**Requirement:** Return only the line containing "Enumerate this screenshot's" and each line after it, exactly as written, through the end of the records.
* * * * * * * * *
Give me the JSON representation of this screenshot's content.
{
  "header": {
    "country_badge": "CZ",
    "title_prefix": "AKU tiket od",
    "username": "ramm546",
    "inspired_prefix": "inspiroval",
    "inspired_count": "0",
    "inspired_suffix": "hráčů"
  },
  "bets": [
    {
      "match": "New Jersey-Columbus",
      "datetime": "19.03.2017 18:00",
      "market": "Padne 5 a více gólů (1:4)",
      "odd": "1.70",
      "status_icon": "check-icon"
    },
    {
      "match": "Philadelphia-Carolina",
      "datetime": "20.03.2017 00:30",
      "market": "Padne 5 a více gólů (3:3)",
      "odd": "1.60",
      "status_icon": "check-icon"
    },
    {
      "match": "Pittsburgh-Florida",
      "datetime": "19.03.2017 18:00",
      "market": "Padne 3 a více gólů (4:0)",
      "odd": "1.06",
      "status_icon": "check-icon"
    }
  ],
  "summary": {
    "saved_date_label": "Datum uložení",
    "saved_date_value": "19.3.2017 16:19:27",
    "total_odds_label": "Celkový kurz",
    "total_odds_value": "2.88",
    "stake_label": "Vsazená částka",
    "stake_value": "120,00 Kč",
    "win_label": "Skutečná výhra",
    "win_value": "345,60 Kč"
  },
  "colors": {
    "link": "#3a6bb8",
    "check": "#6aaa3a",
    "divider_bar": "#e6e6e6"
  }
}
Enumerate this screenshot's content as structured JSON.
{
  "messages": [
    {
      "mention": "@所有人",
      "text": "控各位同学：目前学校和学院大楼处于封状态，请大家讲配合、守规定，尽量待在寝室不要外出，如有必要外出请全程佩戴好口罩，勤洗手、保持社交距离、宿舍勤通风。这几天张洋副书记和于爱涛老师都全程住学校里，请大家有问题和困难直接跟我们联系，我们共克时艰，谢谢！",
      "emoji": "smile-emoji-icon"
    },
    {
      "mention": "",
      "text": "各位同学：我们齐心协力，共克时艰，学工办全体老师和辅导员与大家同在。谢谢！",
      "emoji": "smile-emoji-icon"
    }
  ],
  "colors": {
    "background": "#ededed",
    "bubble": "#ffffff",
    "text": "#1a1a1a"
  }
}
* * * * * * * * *
**Answer for the task:**
Enumerate this screenshot's content as structured JSON.
{
  "messages": [
    {
      "mention": "@所有人",
      "text": "控各位同学：目前学校和学院大楼处于封状态，请大家讲配合、守规定，尽量待在寝室不要外出，如有必要外出请全程佩戴好口罩，勤洗手、保持社交距离、宿舍勤通风。这几天张洋副书记和于爱涛老师都全程住学校里，请大家有问题和困难直接跟我们联系，我们共克时艰，谢谢！",
      "emoji": "smile-emoji-icon"
    },
    {
      "mention": "",
      "text": "各位同学：我们齐心协力，共克时艰，学工办全体老师和辅导员与大家同在。谢谢！",
      "emoji": "smile-emoji-icon"
    }
  ],
  "colors": {
    "background": "#ededed",
    "bubble": "#ffffff",
    "text": "#1a1a1a"
  }
}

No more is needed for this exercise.